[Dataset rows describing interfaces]
________________________

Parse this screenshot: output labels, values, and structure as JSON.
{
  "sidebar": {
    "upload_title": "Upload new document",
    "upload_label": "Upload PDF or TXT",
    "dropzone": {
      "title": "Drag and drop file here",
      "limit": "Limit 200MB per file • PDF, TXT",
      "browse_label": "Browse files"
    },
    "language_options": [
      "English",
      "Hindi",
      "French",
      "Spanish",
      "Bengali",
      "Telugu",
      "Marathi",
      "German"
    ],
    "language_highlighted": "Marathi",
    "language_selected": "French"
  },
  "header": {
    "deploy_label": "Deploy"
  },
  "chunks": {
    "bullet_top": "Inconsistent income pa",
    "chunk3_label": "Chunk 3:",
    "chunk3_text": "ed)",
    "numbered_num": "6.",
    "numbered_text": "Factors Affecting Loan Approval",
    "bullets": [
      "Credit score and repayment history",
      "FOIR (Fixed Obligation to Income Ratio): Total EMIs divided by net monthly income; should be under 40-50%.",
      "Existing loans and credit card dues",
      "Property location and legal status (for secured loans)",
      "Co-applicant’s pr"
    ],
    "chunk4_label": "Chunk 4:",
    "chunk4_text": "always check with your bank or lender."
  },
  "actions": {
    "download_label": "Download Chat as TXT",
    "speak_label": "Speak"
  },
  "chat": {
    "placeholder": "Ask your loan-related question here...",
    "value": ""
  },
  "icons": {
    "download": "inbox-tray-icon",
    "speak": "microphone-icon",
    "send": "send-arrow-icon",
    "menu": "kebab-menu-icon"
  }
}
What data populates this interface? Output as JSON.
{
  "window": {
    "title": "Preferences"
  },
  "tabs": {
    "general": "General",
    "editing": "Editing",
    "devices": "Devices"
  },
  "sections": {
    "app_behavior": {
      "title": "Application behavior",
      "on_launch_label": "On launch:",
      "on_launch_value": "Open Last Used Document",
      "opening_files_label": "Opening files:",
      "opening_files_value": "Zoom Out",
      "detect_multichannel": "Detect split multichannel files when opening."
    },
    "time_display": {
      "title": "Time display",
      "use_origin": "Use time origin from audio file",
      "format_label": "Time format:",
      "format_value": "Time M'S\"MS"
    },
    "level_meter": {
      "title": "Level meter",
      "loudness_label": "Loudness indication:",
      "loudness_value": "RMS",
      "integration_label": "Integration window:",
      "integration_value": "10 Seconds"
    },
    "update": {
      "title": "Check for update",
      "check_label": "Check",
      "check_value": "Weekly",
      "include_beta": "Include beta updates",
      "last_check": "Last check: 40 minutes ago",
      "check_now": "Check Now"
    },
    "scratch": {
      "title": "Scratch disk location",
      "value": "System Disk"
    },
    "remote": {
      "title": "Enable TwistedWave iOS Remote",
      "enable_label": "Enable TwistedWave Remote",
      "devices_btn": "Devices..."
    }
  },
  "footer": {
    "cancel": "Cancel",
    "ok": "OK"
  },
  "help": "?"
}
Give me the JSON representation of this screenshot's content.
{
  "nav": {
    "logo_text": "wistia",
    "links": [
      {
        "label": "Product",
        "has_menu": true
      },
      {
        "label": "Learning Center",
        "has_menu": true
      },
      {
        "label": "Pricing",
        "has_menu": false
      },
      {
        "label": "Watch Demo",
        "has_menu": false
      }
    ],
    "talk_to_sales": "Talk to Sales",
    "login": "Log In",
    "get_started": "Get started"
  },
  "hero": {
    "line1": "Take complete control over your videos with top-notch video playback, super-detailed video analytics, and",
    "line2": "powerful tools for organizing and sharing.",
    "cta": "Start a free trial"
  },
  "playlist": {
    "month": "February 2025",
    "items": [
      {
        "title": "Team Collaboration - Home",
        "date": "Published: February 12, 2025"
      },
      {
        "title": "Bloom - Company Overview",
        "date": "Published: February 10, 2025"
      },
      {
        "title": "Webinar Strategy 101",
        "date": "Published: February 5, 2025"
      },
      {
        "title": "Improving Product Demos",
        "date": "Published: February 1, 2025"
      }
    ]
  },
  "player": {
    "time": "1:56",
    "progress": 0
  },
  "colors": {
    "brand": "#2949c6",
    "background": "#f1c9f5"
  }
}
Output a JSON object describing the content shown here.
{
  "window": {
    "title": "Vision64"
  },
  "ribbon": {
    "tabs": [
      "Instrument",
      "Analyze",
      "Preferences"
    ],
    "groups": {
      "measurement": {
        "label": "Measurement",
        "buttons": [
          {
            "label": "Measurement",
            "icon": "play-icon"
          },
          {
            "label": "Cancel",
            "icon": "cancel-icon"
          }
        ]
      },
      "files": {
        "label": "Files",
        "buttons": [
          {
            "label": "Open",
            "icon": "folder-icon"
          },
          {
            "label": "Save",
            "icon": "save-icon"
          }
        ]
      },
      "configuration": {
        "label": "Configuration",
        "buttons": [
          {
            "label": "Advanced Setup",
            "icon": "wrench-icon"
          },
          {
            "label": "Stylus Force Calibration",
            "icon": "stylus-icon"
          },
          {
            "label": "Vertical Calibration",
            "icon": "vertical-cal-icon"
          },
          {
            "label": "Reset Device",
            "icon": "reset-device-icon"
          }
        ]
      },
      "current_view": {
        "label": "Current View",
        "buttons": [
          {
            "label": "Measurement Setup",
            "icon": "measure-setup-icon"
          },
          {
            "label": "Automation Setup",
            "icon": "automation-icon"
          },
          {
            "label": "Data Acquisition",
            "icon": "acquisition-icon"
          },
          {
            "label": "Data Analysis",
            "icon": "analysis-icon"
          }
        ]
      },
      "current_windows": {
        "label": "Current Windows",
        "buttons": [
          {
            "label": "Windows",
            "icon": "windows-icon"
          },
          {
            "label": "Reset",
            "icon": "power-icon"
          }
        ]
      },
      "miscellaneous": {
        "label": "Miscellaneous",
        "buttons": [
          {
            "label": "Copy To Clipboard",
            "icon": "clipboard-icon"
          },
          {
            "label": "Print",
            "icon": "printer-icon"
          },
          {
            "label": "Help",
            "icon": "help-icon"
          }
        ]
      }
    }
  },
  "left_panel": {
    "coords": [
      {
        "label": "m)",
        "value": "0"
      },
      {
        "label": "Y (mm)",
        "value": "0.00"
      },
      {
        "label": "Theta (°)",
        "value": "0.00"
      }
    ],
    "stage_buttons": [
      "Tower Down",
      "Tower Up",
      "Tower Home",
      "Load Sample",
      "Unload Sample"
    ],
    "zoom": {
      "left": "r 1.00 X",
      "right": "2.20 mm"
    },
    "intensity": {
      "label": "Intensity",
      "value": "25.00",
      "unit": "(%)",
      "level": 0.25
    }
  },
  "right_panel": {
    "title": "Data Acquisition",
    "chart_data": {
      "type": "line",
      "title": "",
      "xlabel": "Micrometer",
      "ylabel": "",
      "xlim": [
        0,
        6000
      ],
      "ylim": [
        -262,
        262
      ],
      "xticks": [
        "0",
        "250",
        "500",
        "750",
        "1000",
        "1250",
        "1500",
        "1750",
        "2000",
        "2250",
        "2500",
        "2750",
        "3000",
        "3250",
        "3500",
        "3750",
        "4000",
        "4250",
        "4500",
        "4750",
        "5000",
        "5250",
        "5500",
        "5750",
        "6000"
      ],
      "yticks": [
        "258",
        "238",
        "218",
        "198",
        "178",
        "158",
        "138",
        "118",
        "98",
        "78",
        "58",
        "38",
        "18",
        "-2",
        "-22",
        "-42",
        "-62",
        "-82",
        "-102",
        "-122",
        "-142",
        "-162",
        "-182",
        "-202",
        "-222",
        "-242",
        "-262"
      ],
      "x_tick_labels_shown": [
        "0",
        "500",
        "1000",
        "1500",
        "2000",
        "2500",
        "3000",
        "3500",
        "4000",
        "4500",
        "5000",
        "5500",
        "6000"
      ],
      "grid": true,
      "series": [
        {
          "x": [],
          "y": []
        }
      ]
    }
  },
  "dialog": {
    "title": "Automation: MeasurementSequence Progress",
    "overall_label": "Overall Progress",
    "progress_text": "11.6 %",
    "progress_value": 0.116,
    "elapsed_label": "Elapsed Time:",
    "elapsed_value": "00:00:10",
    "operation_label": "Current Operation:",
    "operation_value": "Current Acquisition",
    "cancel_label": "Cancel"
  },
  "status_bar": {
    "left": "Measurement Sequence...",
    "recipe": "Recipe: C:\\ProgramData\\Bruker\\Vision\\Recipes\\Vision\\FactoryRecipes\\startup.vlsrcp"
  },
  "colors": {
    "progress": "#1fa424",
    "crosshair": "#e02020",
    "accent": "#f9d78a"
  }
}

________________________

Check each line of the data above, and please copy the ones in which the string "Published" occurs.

        "date": "Published: February 12, 2025"
        "date": "Published: February 10, 2025"
        "date": "Published: February 5, 2025"
        "date": "Published: February 1, 2025"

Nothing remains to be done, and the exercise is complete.